crisis in Wisconsin, including provision of prescription medication at
reasonable prices. Lawmakers also need to monitor the financial condition
of the low-income BadgerCare program, UE says. With more than 75,000
residents depending on this program, action is needed now to prevent a
Action to defend public education. UE argues that
the hodge-podge education funding method in Wisconsin needs to be
simplified, with an emphasis placed on increasing the number and
compensation of teachers and other school support staff, improving school
infrastructure, and reducing class size. Quick-fix schemes such as
privatization and vouchers have no place in any serious discussion of
solving some of our most pressing education problems.
Action on the energy crisis, including steps to
provide home heating assistance for working families and seniors
ripped-off by the energy monopolies. And for the long-term health of
Wisconsin, lawmakers should un-plug reckless schemes to de-regulate the
electricity industry, the union maintains.
It’s time for the legislature to move immediately to raise
the minimum wage for the lowest paid working families in Wisconsin.
The legislature should take immediate action to save
Wisconsin manufacturing jobs, including an investigation of the
destruction of the state’s manufacturing base and brainstorm proposals
and initiatives to help protect and retain family-supporting jobs. Also,
UE says, the legislature should investigate and monitor Wisconsin’s
"Economic Development" program.
Participants agreed it was an effective day — and discussed
ways of following up in the fall to see how legislators voted on our issues.
The issues flyer was created by the UE NEWS Dept. and Chris
Townsend, the union’s political action director, based on input from UE
members in Wisconsin.
With District 11 planning on sending a large delegation to the
national UE Political Action Conference in Washington March 25-28, the March 7
Wisconsin Political Action Day was scaled down. Ten members from four locals,
along with District Pres. Carl Rosen, took part.
They were: Local 1107, Joni Anderson, Anna Fisher, Bea
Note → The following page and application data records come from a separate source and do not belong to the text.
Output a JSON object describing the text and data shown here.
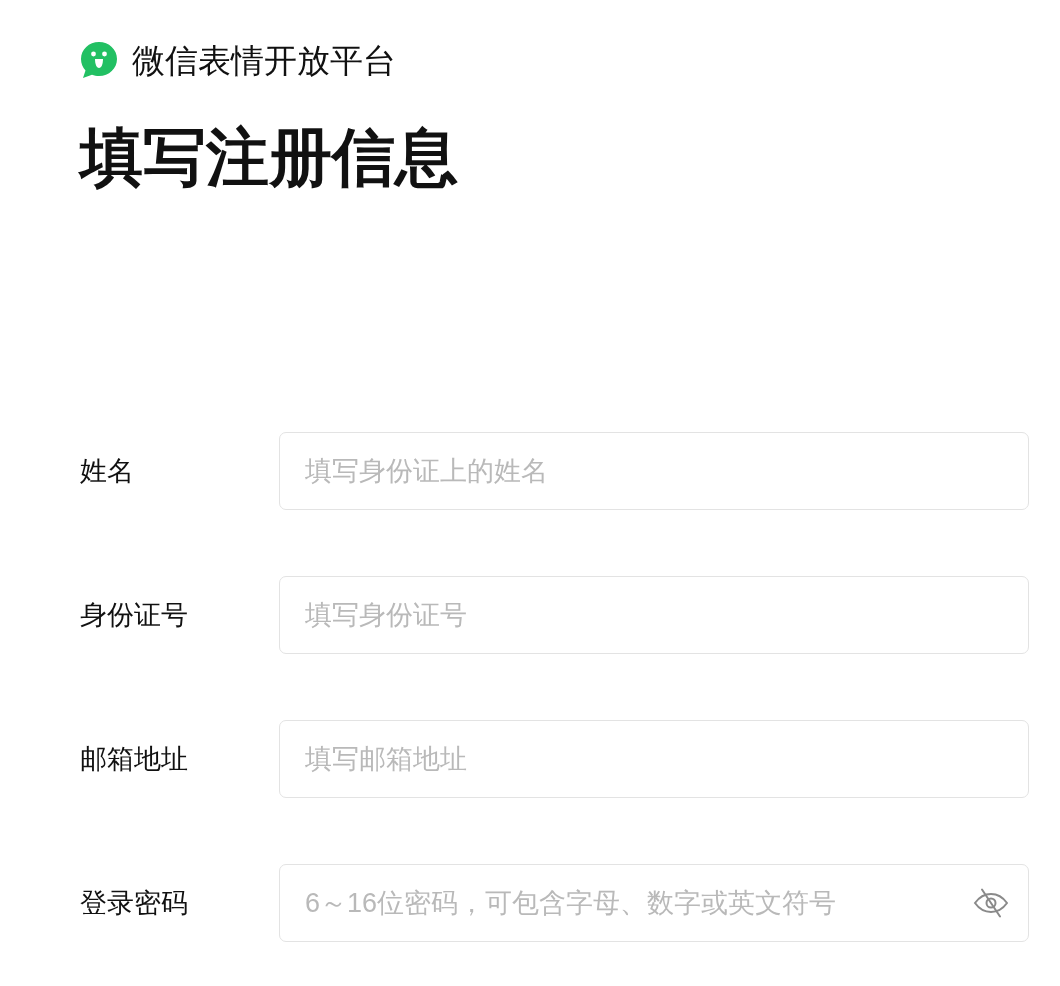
{
  "brand": {
    "name": "微信表情开放平台"
  },
  "page_title": "填写注册信息",
  "form": {
    "fields": [
      {
        "kind": "text",
        "label": "姓名",
        "placeholder": "填写身份证上的姓名"
      },
      {
        "kind": "text",
        "label": "身份证号",
        "placeholder": "填写身份证号"
      },
      {
        "kind": "text",
        "label": "邮箱地址",
        "placeholder": "填写邮箱地址"
      },
      {
        "kind": "password",
        "label": "登录密码",
        "placeholder": "6～16位密码，可包含字母、数字或英文符号"
      }
    ]
  }
}
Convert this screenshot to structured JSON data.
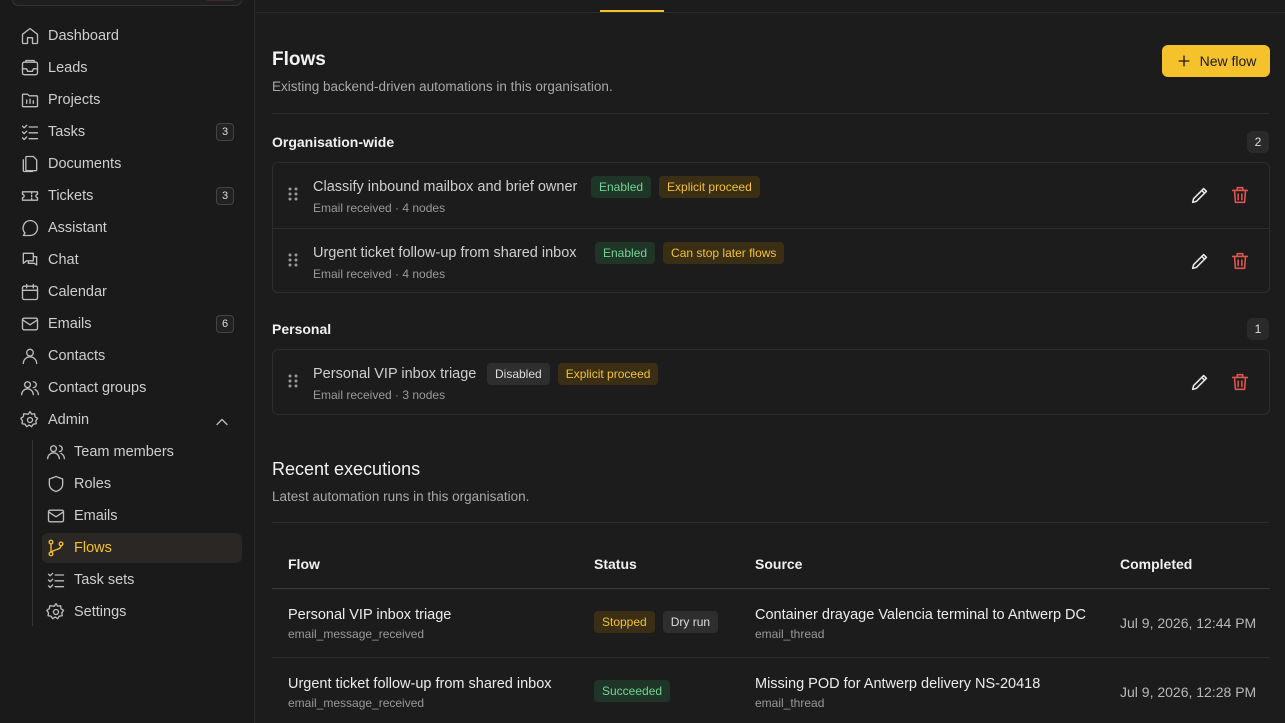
{
  "sidebar": {
    "items": [
      {
        "label": "Dashboard",
        "icon": "home-icon"
      },
      {
        "label": "Leads",
        "icon": "inbox-icon"
      },
      {
        "label": "Projects",
        "icon": "folder-icon"
      },
      {
        "label": "Tasks",
        "icon": "list-check-icon",
        "badge": "3"
      },
      {
        "label": "Documents",
        "icon": "documents-icon"
      },
      {
        "label": "Tickets",
        "icon": "ticket-icon",
        "badge": "3"
      },
      {
        "label": "Assistant",
        "icon": "chat-bubble-icon"
      },
      {
        "label": "Chat",
        "icon": "messages-icon"
      },
      {
        "label": "Calendar",
        "icon": "calendar-icon"
      },
      {
        "label": "Emails",
        "icon": "mail-icon",
        "badge": "6"
      },
      {
        "label": "Contacts",
        "icon": "user-icon"
      },
      {
        "label": "Contact groups",
        "icon": "users-icon"
      },
      {
        "label": "Admin",
        "icon": "gear-icon"
      }
    ],
    "admin_sub": [
      {
        "label": "Team members",
        "icon": "users-icon"
      },
      {
        "label": "Roles",
        "icon": "shield-icon"
      },
      {
        "label": "Emails",
        "icon": "mail-icon"
      },
      {
        "label": "Flows",
        "icon": "git-branch-icon",
        "active": true
      },
      {
        "label": "Task sets",
        "icon": "list-check-icon"
      },
      {
        "label": "Settings",
        "icon": "gear-icon"
      }
    ]
  },
  "flows": {
    "title": "Flows",
    "subtitle": "Existing backend-driven automations in this organisation.",
    "new_button": "New flow",
    "groups": [
      {
        "label": "Organisation-wide",
        "count": "2",
        "rows": [
          {
            "name": "Classify inbound mailbox and brief owner",
            "meta": "Email received · 4 nodes",
            "badges": [
              {
                "text": "Enabled",
                "kind": "green"
              },
              {
                "text": "Explicit proceed",
                "kind": "amber"
              }
            ]
          },
          {
            "name": "Urgent ticket follow-up from shared inbox",
            "meta": "Email received · 4 nodes",
            "badges": [
              {
                "text": "Enabled",
                "kind": "green"
              },
              {
                "text": "Can stop later flows",
                "kind": "amber"
              }
            ]
          }
        ]
      },
      {
        "label": "Personal",
        "count": "1",
        "rows": [
          {
            "name": "Personal VIP inbox triage",
            "meta": "Email received · 3 nodes",
            "badges": [
              {
                "text": "Disabled",
                "kind": "grey"
              },
              {
                "text": "Explicit proceed",
                "kind": "amber"
              }
            ]
          }
        ]
      }
    ]
  },
  "executions": {
    "title": "Recent executions",
    "subtitle": "Latest automation runs in this organisation.",
    "columns": [
      "Flow",
      "Status",
      "Source",
      "Completed"
    ],
    "rows": [
      {
        "flow": "Personal VIP inbox triage",
        "flow_sub": "email_message_received",
        "badges": [
          {
            "text": "Stopped",
            "kind": "amber"
          },
          {
            "text": "Dry run",
            "kind": "grey"
          }
        ],
        "source": "Container drayage Valencia terminal to Antwerp DC",
        "source_sub": "email_thread",
        "completed": "Jul 9, 2026, 12:44 PM"
      },
      {
        "flow": "Urgent ticket follow-up from shared inbox",
        "flow_sub": "email_message_received",
        "badges": [
          {
            "text": "Succeeded",
            "kind": "green"
          }
        ],
        "source": "Missing POD for Antwerp delivery NS-20418",
        "source_sub": "email_thread",
        "completed": "Jul 9, 2026, 12:28 PM"
      }
    ]
  }
}
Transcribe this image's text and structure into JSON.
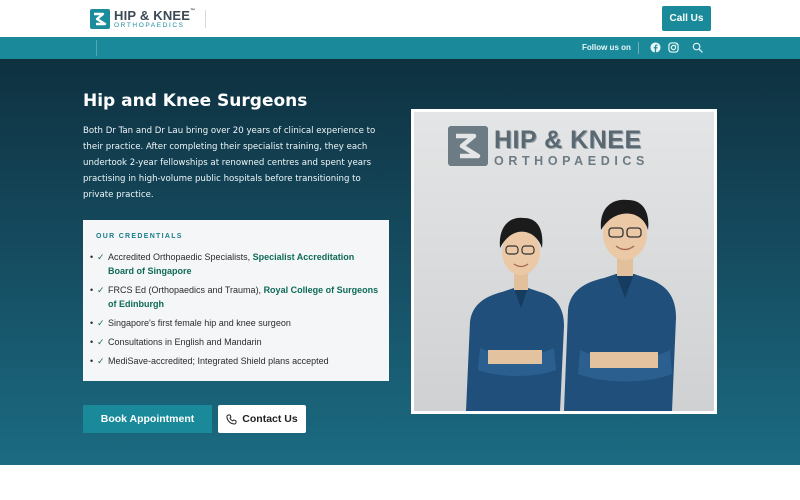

Hilgenberg; Local 1111, Bob Granum, Marilyn Petlewski; Local 1135, Shirley
Harrison; Local 1193, Flora Beauchamp, Yvonne Dinkins, JoAnn Goodman,
UE News - 03/01